#### Exercise prompt:
Write out every line below that includes the word "JSON".

#### Source data:

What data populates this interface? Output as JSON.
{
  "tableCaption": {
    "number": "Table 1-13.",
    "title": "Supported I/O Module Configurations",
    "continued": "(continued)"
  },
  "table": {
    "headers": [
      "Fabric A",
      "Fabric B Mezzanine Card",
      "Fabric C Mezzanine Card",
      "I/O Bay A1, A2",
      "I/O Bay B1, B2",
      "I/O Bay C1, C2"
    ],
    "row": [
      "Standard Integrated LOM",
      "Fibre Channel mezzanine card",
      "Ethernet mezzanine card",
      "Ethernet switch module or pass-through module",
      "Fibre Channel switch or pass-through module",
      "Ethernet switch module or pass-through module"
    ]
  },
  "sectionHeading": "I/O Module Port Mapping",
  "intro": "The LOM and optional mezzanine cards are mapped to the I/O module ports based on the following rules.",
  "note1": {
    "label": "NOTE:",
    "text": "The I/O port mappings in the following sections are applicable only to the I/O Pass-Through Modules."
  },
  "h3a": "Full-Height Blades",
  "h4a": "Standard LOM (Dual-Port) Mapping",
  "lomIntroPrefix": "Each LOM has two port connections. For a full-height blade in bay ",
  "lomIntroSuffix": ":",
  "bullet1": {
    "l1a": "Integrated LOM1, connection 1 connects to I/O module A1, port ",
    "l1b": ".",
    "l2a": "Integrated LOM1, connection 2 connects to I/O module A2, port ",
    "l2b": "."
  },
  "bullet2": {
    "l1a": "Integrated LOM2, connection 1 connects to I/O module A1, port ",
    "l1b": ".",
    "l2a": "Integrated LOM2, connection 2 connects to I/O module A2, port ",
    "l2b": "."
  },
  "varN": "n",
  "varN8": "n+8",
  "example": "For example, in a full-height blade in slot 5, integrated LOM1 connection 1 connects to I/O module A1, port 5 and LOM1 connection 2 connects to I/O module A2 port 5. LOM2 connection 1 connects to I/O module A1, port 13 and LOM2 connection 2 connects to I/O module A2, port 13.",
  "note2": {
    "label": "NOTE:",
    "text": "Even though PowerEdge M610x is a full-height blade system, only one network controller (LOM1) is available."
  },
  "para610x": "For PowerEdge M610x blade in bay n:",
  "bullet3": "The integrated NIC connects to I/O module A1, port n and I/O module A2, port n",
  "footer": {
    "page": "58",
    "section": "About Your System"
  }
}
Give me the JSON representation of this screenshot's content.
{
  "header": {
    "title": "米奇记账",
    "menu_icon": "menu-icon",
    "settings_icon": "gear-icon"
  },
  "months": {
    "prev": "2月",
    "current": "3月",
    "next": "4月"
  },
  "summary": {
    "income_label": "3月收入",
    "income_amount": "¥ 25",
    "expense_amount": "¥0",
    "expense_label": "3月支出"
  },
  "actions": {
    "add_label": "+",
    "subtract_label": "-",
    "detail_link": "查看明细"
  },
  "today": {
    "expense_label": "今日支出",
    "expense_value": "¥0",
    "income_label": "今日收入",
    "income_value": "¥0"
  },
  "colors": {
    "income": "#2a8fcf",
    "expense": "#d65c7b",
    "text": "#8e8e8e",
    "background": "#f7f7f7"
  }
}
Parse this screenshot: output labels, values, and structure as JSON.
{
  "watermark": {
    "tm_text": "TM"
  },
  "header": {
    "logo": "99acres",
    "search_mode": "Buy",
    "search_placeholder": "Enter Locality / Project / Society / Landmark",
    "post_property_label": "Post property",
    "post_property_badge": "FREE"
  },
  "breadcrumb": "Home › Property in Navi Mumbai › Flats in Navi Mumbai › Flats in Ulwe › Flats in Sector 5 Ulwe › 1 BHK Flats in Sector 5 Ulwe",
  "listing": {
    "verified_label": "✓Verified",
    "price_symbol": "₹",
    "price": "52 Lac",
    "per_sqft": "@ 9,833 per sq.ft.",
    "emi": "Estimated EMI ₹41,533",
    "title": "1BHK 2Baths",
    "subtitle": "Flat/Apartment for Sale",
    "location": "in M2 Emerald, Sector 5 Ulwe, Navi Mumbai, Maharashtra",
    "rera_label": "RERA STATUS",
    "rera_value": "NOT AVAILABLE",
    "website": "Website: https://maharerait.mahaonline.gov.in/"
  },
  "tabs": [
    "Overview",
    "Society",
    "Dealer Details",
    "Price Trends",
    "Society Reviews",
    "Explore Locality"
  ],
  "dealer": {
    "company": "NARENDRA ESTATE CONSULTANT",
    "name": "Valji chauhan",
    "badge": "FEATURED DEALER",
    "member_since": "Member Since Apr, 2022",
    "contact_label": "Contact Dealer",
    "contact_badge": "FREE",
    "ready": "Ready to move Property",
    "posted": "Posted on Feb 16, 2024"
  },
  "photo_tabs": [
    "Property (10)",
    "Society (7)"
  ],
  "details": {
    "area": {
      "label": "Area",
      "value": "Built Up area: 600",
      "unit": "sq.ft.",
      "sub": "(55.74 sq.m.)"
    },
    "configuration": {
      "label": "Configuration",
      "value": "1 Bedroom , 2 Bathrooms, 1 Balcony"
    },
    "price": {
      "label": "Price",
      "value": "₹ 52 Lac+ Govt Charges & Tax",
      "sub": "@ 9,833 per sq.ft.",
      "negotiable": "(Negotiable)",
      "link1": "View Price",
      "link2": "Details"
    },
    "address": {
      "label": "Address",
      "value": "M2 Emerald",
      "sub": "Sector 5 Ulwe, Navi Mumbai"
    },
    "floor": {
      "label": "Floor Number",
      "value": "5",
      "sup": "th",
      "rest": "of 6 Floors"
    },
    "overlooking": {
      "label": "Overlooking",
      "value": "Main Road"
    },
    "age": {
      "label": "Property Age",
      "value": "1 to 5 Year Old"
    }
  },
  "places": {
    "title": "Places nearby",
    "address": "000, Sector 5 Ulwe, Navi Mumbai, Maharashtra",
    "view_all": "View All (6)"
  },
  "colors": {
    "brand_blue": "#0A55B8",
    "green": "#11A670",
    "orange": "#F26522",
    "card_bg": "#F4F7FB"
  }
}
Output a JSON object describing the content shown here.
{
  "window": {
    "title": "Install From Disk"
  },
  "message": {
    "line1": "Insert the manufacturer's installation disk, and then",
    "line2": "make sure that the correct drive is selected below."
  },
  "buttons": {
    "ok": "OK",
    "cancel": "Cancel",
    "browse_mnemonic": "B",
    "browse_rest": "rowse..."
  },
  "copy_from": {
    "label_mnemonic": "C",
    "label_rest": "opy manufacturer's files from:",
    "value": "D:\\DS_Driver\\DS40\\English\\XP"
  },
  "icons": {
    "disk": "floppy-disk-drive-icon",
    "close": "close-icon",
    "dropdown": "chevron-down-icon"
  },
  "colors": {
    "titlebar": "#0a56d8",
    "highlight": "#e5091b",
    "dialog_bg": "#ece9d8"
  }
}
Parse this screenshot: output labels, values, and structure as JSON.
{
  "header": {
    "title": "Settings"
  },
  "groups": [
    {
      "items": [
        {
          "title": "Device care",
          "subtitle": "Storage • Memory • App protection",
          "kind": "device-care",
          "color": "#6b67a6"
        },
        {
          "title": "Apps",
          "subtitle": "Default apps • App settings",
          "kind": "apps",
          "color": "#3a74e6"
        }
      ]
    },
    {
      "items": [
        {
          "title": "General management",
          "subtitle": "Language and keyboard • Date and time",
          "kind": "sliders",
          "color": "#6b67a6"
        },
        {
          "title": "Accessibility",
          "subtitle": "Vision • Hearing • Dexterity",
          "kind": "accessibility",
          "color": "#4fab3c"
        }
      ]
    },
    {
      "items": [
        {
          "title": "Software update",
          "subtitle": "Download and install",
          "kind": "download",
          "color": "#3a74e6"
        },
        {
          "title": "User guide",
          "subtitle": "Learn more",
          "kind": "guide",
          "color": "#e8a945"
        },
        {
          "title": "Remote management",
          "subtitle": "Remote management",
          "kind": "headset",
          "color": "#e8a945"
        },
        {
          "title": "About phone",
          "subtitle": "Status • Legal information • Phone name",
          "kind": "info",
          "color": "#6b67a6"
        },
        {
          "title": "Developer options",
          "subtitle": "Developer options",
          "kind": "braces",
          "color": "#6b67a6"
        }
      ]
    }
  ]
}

#### Answer to this task:
What data populates this interface? Output as JSON.
Give me the JSON representation of this screenshot's content.
Parse this screenshot: output labels, values, and structure as JSON.
Output a JSON object describing the content shown here.
Parse this screenshot: output labels, values, and structure as JSON.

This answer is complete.